Bulletin 188 - Anahuac NWR winter birds

I have made several trips to Anahuac NWR recently and found some great birds.

A first for me was to see and photograph Krider's color morph Red-tailed Hawk (Buteo jamaicensis) Sibley lists the Krider's as a 'scarce' prairie variant. It is very pale, almost white. One was found at Anahuac and I went to see and found a second bird as well.

Here is the first one that was seen and photographed. It has a bit of brown on the cheeks. There is also a bit of reddish wash on the tail. The eye color is yellow. This is probably a sub-adult bird as adults have brown eyes and red tails.

Krider's Red-tailed Hawk - subadult
The second bird is definitely a juvenile as it has no red on its tail and a yellow eye. This one is almost pure white on its head.

Krider's Red-tailed Hawk - juvenile
Here he is from above. Notice how light the end of the wings are, and how they are sharply demarcated from the central wing. This is exactly like the illustration in Sibley of the juvenile.

Krider's Red-tailed Hawk - juvenile
Another hawk was this juvenile White-tailed Hawk  (Buteo albicaudatus). They are almost completely brown, but have a white spot on their chest. But from the back as in this photo, it is just a big brown hawk. So how do you know this species form the photo? It has very long wings that project beyond the tail.

White-tailed Hawk - juvenile
Merlins (Falco columbaris) have always been a tough bird for me to find and photograph, but I found 2 in the past week at Anahuac. This small (10") falcon has a gray to black colored back and streaked breast. This one was perched on a fence post.

The second one I found first thing in the morning on a low branch. The sunlight at dawn gave it a brown coloration.


A female American Kestrel (Falco sparverius) stayed perched in a tree long enough for photos. Usually they fly off as soon as the car stops beside them. Kestrels are our smallest falcon at 9" in length. The female is all rufous - wings, back and tail and has 2 vertical black facial stripes. She even fanned her tail for the photo.

American Kestrel - female

A pair of Crested Caracaras (Caracara cheriway) atop a bare tree completed a wonderful group of raptors.
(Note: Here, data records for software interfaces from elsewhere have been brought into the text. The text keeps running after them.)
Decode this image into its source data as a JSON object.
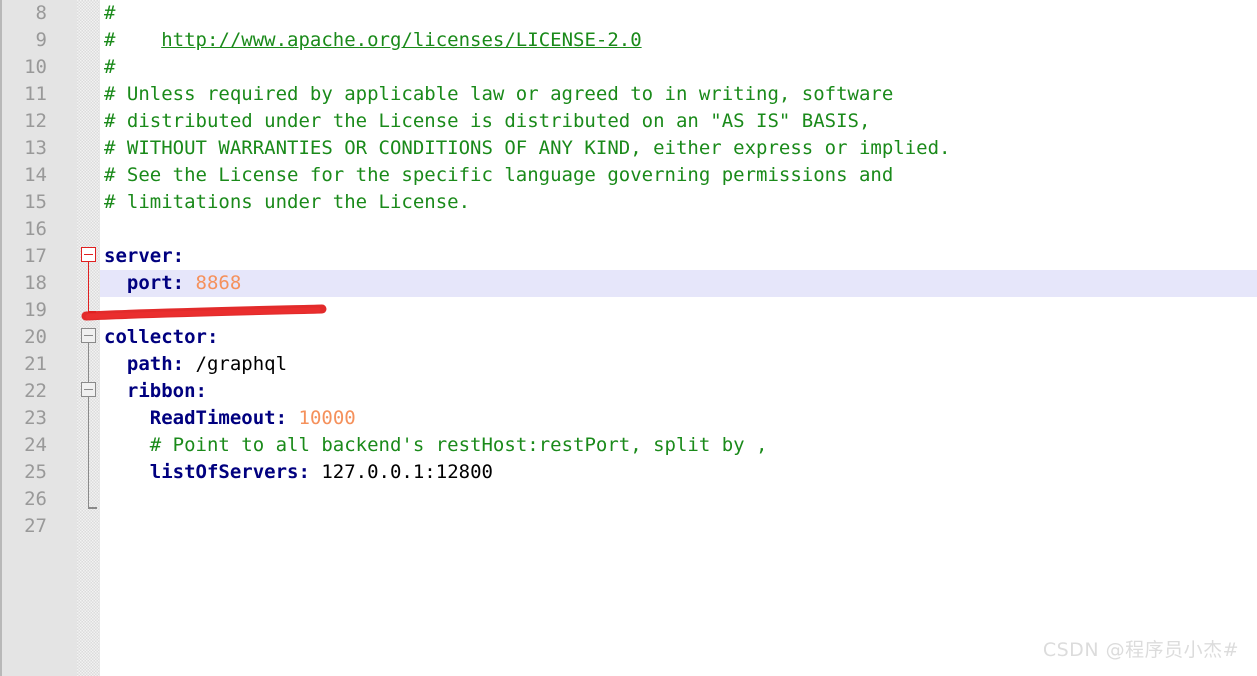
{
  "editor": {
    "file_type": "yaml",
    "first_line_number": 8,
    "highlighted_line_number": 18,
    "colors": {
      "comment": "#1a8a1a",
      "key": "#00007f",
      "number": "#f5915c",
      "text": "#000000",
      "line_highlight": "#e6e6fa",
      "gutter": "#e4e4e4",
      "line_number": "#999999",
      "annotation": "#e02020"
    },
    "line_numbers": [
      "8",
      "9",
      "10",
      "11",
      "12",
      "13",
      "14",
      "15",
      "16",
      "17",
      "18",
      "19",
      "20",
      "21",
      "22",
      "23",
      "24",
      "25",
      "26",
      "27"
    ],
    "lines": [
      {
        "num": "8",
        "tokens": [
          {
            "t": "comment",
            "v": "#"
          }
        ]
      },
      {
        "num": "9",
        "tokens": [
          {
            "t": "comment",
            "v": "#    "
          },
          {
            "t": "link",
            "v": "http://www.apache.org/licenses/LICENSE-2.0"
          }
        ]
      },
      {
        "num": "10",
        "tokens": [
          {
            "t": "comment",
            "v": "#"
          }
        ]
      },
      {
        "num": "11",
        "tokens": [
          {
            "t": "comment",
            "v": "# Unless required by applicable law or agreed to in writing, software"
          }
        ]
      },
      {
        "num": "12",
        "tokens": [
          {
            "t": "comment",
            "v": "# distributed under the License is distributed on an \"AS IS\" BASIS,"
          }
        ]
      },
      {
        "num": "13",
        "tokens": [
          {
            "t": "comment",
            "v": "# WITHOUT WARRANTIES OR CONDITIONS OF ANY KIND, either express or implied."
          }
        ]
      },
      {
        "num": "14",
        "tokens": [
          {
            "t": "comment",
            "v": "# See the License for the specific language governing permissions and"
          }
        ]
      },
      {
        "num": "15",
        "tokens": [
          {
            "t": "comment",
            "v": "# limitations under the License."
          }
        ]
      },
      {
        "num": "16",
        "tokens": []
      },
      {
        "num": "17",
        "tokens": [
          {
            "t": "key",
            "v": "server"
          },
          {
            "t": "punct",
            "v": ":"
          }
        ]
      },
      {
        "num": "18",
        "tokens": [
          {
            "t": "key",
            "v": "  port"
          },
          {
            "t": "punct",
            "v": ":"
          },
          {
            "t": "text",
            "v": " "
          },
          {
            "t": "number",
            "v": "8868"
          }
        ]
      },
      {
        "num": "19",
        "tokens": []
      },
      {
        "num": "20",
        "tokens": [
          {
            "t": "key",
            "v": "collector"
          },
          {
            "t": "punct",
            "v": ":"
          }
        ]
      },
      {
        "num": "21",
        "tokens": [
          {
            "t": "key",
            "v": "  path"
          },
          {
            "t": "punct",
            "v": ":"
          },
          {
            "t": "text",
            "v": " /graphql"
          }
        ]
      },
      {
        "num": "22",
        "tokens": [
          {
            "t": "key",
            "v": "  ribbon"
          },
          {
            "t": "punct",
            "v": ":"
          }
        ]
      },
      {
        "num": "23",
        "tokens": [
          {
            "t": "key",
            "v": "    ReadTimeout"
          },
          {
            "t": "punct",
            "v": ":"
          },
          {
            "t": "text",
            "v": " "
          },
          {
            "t": "number",
            "v": "10000"
          }
        ]
      },
      {
        "num": "24",
        "tokens": [
          {
            "t": "text",
            "v": "    "
          },
          {
            "t": "comment",
            "v": "# Point to all backend's restHost:restPort, split by ,"
          }
        ]
      },
      {
        "num": "25",
        "tokens": [
          {
            "t": "key",
            "v": "    listOfServers"
          },
          {
            "t": "punct",
            "v": ":"
          },
          {
            "t": "text",
            "v": " 127.0.0.1:12800"
          }
        ]
      },
      {
        "num": "26",
        "tokens": []
      },
      {
        "num": "27",
        "tokens": []
      }
    ],
    "fold_markers": [
      {
        "name": "fold-marker-server",
        "line": "17",
        "state": "expanded",
        "color": "red"
      },
      {
        "name": "fold-marker-collector",
        "line": "20",
        "state": "expanded",
        "color": "gray"
      },
      {
        "name": "fold-marker-ribbon",
        "line": "22",
        "state": "expanded",
        "color": "gray"
      }
    ],
    "annotation": {
      "type": "freehand-underline",
      "color": "#e02020",
      "description": "red hand-drawn underline beneath the server port line"
    }
  },
  "watermark": {
    "text": "CSDN @程序员小杰#"
  }
}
Crested Caracara
An interesting sight was scores of migrating Tree Swallows (Tachycineta bicolor) perched on a fence.

Tree Swallows
A beautiful male Vermilion Flycatcher (Pyrocephalus rubinus) gave me some beautiful eye-level shots on 2 different days. These are the best ever for me of this species.

Vermilion Flycatcher - male

Vermilion Flycatcher - male

Happy birding and photography,

David McDonald

photos copyright 2014 David McDonald

To have these trip reports sent to your email, please email me at the above address and ask to subscribe.